:: Work to be completed ::
Could you filter the listing for lines with the word "people" and return them?

+===+

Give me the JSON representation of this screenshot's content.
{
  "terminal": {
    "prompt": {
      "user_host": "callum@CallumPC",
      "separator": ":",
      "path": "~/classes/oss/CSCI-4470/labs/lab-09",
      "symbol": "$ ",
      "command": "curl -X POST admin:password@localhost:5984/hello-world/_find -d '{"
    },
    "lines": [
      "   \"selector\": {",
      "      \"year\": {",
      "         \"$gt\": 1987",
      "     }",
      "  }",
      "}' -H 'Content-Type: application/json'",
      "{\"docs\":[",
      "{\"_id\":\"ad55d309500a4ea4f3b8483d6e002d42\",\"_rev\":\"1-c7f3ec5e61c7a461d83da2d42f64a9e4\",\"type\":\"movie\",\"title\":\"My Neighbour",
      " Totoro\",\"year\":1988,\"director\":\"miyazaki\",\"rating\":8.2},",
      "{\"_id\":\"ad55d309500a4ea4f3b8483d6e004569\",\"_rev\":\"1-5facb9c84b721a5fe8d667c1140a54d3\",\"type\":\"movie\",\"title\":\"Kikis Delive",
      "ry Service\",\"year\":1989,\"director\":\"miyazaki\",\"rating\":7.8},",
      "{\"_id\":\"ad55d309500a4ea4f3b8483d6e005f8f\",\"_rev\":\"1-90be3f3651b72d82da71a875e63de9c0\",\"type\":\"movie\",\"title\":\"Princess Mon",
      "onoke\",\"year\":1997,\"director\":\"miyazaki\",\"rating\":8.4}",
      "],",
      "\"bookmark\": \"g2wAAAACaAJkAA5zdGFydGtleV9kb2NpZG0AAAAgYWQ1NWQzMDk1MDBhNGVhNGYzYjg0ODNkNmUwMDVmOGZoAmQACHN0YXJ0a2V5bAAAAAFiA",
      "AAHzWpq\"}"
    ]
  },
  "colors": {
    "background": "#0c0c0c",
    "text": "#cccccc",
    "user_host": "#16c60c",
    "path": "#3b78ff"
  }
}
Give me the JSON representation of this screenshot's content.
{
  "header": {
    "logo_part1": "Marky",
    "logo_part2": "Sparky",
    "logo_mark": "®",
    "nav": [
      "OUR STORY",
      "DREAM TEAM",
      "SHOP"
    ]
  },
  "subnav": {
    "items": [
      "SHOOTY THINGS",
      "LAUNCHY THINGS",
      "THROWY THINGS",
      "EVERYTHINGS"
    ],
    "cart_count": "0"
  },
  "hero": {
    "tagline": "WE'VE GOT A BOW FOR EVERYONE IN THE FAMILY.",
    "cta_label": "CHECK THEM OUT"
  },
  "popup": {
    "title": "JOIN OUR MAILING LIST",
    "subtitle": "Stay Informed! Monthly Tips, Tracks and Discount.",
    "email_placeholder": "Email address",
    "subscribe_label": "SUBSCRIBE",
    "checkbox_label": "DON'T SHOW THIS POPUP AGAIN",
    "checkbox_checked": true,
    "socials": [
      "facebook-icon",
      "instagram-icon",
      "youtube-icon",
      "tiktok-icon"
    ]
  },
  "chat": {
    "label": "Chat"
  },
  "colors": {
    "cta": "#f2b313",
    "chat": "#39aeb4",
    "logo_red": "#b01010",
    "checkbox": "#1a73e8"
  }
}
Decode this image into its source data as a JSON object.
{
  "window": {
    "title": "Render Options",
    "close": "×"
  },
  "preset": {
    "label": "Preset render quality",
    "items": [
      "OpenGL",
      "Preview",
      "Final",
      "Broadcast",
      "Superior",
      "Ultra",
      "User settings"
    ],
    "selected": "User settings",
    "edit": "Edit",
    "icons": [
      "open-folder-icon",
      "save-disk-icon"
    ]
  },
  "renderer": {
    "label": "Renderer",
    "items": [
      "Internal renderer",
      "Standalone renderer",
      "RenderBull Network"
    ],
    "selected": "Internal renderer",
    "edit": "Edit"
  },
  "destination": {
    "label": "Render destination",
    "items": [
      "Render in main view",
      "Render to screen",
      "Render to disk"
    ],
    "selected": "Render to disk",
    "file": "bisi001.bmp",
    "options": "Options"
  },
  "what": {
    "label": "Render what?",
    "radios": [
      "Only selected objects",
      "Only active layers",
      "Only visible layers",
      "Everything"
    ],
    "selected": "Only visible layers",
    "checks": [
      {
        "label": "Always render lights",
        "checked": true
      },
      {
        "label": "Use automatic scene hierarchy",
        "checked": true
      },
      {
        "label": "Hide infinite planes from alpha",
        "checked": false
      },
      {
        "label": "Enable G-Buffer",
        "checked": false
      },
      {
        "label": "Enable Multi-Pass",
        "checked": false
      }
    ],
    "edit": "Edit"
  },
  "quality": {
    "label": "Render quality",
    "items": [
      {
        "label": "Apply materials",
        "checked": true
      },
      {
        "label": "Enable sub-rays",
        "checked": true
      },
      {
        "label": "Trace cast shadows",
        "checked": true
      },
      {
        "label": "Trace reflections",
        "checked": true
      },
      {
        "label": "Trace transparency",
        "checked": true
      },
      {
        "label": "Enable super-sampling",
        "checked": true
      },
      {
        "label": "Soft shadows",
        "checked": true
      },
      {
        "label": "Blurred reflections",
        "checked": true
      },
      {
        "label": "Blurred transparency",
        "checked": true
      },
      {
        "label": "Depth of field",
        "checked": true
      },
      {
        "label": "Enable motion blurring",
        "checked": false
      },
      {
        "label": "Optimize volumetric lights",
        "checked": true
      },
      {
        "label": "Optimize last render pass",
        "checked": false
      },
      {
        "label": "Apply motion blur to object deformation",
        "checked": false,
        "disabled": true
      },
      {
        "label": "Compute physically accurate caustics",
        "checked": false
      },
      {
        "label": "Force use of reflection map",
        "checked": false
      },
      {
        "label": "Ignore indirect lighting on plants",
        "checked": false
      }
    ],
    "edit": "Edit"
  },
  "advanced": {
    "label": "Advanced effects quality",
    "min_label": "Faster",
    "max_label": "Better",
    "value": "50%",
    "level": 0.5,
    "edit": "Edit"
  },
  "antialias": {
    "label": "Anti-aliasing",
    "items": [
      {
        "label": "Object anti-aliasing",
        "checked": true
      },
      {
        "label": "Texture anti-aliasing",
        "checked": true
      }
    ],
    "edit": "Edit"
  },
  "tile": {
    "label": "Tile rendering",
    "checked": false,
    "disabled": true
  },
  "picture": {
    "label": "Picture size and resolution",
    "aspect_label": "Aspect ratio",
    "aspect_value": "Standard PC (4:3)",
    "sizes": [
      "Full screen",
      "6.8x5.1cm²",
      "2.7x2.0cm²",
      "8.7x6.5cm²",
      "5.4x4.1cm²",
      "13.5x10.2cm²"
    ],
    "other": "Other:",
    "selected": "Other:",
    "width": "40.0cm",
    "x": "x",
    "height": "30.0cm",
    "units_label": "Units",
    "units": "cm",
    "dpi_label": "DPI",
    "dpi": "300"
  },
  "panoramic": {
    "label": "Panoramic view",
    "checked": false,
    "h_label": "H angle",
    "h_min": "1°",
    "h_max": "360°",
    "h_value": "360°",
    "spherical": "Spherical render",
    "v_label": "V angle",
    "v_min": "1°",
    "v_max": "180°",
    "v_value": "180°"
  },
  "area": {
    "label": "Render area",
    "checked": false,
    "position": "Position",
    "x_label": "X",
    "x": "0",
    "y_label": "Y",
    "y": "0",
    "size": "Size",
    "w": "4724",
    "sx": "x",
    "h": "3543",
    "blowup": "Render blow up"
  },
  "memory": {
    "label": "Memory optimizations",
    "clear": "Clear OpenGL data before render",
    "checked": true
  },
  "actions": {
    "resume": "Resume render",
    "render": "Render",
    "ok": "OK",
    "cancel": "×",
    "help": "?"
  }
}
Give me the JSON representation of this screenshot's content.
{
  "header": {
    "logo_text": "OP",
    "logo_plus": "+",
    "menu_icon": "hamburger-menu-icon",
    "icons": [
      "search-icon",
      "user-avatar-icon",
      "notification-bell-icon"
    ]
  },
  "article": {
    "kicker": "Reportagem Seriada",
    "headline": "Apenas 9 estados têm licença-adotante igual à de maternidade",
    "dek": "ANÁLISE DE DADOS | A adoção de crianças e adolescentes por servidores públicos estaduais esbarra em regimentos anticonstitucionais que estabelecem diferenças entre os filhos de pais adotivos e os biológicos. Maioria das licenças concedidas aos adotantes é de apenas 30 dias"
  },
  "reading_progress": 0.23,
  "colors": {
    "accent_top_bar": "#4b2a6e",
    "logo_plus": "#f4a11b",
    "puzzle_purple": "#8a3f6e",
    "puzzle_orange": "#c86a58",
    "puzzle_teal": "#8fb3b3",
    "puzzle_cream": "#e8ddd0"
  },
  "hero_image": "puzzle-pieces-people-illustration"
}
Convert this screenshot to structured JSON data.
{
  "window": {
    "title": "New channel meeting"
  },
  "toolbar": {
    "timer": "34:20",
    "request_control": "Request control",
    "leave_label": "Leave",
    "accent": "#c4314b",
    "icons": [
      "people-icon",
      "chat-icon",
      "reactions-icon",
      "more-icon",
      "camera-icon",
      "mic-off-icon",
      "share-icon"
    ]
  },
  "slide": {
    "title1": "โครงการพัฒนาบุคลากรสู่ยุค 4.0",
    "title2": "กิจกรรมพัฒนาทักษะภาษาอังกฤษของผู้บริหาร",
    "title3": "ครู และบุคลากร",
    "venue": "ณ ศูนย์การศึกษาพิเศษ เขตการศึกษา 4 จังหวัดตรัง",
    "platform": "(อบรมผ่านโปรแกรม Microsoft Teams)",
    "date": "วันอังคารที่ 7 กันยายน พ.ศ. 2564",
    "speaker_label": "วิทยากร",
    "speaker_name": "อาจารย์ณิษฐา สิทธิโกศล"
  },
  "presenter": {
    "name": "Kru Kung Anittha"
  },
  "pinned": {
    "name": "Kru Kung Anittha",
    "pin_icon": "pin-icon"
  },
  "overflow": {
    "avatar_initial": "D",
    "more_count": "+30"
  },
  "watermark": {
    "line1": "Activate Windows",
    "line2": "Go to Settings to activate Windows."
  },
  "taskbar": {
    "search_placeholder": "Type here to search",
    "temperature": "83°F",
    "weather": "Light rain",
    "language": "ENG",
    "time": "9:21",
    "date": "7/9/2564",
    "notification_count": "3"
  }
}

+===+

:: Output for this exercise ::
  "hero_image": "puzzle-pieces-people-illustration"
      "people-icon",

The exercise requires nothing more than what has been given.